Element data from apps and pages
=-=-=-=-=
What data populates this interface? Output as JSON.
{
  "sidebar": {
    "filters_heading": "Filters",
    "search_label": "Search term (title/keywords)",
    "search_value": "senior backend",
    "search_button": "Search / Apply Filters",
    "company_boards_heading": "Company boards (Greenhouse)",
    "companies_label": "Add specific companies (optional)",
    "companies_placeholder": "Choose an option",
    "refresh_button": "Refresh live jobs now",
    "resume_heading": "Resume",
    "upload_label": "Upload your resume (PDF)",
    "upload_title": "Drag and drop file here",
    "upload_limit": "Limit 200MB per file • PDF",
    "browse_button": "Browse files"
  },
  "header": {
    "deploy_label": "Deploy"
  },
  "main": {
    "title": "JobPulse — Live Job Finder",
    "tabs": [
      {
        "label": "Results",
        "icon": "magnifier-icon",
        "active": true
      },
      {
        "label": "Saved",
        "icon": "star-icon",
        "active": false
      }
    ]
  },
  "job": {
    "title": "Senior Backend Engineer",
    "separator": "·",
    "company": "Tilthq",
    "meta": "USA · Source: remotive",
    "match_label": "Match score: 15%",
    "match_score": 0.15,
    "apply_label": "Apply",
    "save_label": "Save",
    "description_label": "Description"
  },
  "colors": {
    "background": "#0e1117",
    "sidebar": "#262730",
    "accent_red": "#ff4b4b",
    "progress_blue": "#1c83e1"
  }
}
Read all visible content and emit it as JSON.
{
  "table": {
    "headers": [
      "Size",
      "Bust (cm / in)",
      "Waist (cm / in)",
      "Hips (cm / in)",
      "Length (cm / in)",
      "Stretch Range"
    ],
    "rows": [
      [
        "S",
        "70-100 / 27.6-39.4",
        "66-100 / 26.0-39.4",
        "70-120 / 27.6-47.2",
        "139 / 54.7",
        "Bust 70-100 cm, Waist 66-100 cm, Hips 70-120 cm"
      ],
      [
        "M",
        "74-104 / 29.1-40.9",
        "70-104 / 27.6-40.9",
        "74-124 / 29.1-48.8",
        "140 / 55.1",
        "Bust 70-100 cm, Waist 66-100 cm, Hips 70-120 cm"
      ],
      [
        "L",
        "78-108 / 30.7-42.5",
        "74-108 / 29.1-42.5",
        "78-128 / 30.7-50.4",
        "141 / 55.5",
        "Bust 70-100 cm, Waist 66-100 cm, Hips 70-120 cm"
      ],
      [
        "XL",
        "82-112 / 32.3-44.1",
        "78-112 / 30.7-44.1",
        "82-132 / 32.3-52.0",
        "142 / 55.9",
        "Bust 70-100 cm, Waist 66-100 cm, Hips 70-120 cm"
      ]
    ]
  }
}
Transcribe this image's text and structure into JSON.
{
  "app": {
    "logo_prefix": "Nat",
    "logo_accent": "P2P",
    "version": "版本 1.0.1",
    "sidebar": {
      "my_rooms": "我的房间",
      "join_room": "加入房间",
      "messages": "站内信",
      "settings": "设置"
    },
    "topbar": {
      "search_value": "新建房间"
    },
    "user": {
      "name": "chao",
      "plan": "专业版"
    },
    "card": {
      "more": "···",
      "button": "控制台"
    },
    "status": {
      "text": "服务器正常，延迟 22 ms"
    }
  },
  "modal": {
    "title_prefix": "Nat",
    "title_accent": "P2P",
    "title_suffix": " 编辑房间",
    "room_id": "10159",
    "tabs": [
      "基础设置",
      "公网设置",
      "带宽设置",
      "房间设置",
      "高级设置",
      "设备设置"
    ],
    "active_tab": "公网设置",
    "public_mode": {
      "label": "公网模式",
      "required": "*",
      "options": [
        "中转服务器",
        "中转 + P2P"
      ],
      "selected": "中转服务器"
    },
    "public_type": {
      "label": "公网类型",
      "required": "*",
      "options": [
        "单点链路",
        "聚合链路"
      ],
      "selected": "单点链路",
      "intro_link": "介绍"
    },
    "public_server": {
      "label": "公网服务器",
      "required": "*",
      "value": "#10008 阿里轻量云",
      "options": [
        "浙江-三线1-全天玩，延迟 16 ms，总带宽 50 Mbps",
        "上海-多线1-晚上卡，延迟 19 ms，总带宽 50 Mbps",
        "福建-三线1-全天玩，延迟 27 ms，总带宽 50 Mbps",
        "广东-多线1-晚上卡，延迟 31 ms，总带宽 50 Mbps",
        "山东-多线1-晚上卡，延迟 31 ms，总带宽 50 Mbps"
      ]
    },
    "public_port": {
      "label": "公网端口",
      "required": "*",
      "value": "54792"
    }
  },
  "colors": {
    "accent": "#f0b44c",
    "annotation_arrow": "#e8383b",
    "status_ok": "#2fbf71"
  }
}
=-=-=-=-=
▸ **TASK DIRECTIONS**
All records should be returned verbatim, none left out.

▸ **OUTPUT**
What data populates this interface? Output as JSON.
{
  "sidebar": {
    "filters_heading": "Filters",
    "search_label": "Search term (title/keywords)",
    "search_value": "senior backend",
    "search_button": "Search / Apply Filters",
    "company_boards_heading": "Company boards (Greenhouse)",
    "companies_label": "Add specific companies (optional)",
    "companies_placeholder": "Choose an option",
    "refresh_button": "Refresh live jobs now",
    "resume_heading": "Resume",
    "upload_label": "Upload your resume (PDF)",
    "upload_title": "Drag and drop file here",
    "upload_limit": "Limit 200MB per file • PDF",
    "browse_button": "Browse files"
  },
  "header": {
    "deploy_label": "Deploy"
  },
  "main": {
    "title": "JobPulse — Live Job Finder",
    "tabs": [
      {
        "label": "Results",
        "icon": "magnifier-icon",
        "active": true
      },
      {
        "label": "Saved",
        "icon": "star-icon",
        "active": false
      }
    ]
  },
  "job": {
    "title": "Senior Backend Engineer",
    "separator": "·",
    "company": "Tilthq",
    "meta": "USA · Source: remotive",
    "match_label": "Match score: 15%",
    "match_score": 0.15,
    "apply_label": "Apply",
    "save_label": "Save",
    "description_label": "Description"
  },
  "colors": {
    "background": "#0e1117",
    "sidebar": "#262730",
    "accent_red": "#ff4b4b",
    "progress_blue": "#1c83e1"
  }
}
Read all visible content and emit it as JSON.
{
  "table": {
    "headers": [
      "Size",
      "Bust (cm / in)",
      "Waist (cm / in)",
      "Hips (cm / in)",
      "Length (cm / in)",
      "Stretch Range"
    ],
    "rows": [
      [
        "S",
        "70-100 / 27.6-39.4",
        "66-100 / 26.0-39.4",
        "70-120 / 27.6-47.2",
        "139 / 54.7",
        "Bust 70-100 cm, Waist 66-100 cm, Hips 70-120 cm"
      ],
      [
        "M",
        "74-104 / 29.1-40.9",
        "70-104 / 27.6-40.9",
        "74-124 / 29.1-48.8",
        "140 / 55.1",
        "Bust 70-100 cm, Waist 66-100 cm, Hips 70-120 cm"
      ],
      [
        "L",
        "78-108 / 30.7-42.5",
        "74-108 / 29.1-42.5",
        "78-128 / 30.7-50.4",
        "141 / 55.5",
        "Bust 70-100 cm, Waist 66-100 cm, Hips 70-120 cm"
      ],
      [
        "XL",
        "82-112 / 32.3-44.1",
        "78-112 / 30.7-44.1",
        "82-132 / 32.3-52.0",
        "142 / 55.9",
        "Bust 70-100 cm, Waist 66-100 cm, Hips 70-120 cm"
      ]
    ]
  }
}
Transcribe this image's text and structure into JSON.
{
  "app": {
    "logo_prefix": "Nat",
    "logo_accent": "P2P",
    "version": "版本 1.0.1",
    "sidebar": {
      "my_rooms": "我的房间",
      "join_room": "加入房间",
      "messages": "站内信",
      "settings": "设置"
    },
    "topbar": {
      "search_value": "新建房间"
    },
    "user": {
      "name": "chao",
      "plan": "专业版"
    },
    "card": {
      "more": "···",
      "button": "控制台"
    },
    "status": {
      "text": "服务器正常，延迟 22 ms"
    }
  },
  "modal": {
    "title_prefix": "Nat",
    "title_accent": "P2P",
    "title_suffix": " 编辑房间",
    "room_id": "10159",
    "tabs": [
      "基础设置",
      "公网设置",
      "带宽设置",
      "房间设置",
      "高级设置",
      "设备设置"
    ],
    "active_tab": "公网设置",
    "public_mode": {
      "label": "公网模式",
      "required": "*",
      "options": [
        "中转服务器",
        "中转 + P2P"
      ],
      "selected": "中转服务器"
    },
    "public_type": {
      "label": "公网类型",
      "required": "*",
      "options": [
        "单点链路",
        "聚合链路"
      ],
      "selected": "单点链路",
      "intro_link": "介绍"
    },
    "public_server": {
      "label": "公网服务器",
      "required": "*",
      "value": "#10008 阿里轻量云",
      "options": [
        "浙江-三线1-全天玩，延迟 16 ms，总带宽 50 Mbps",
        "上海-多线1-晚上卡，延迟 19 ms，总带宽 50 Mbps",
        "福建-三线1-全天玩，延迟 27 ms，总带宽 50 Mbps",
        "广东-多线1-晚上卡，延迟 31 ms，总带宽 50 Mbps",
        "山东-多线1-晚上卡，延迟 31 ms，总带宽 50 Mbps"
      ]
    },
    "public_port": {
      "label": "公网端口",
      "required": "*",
      "value": "54792"
    }
  },
  "colors": {
    "accent": "#f0b44c",
    "annotation_arrow": "#e8383b",
    "status_ok": "#2fbf71"
  }
}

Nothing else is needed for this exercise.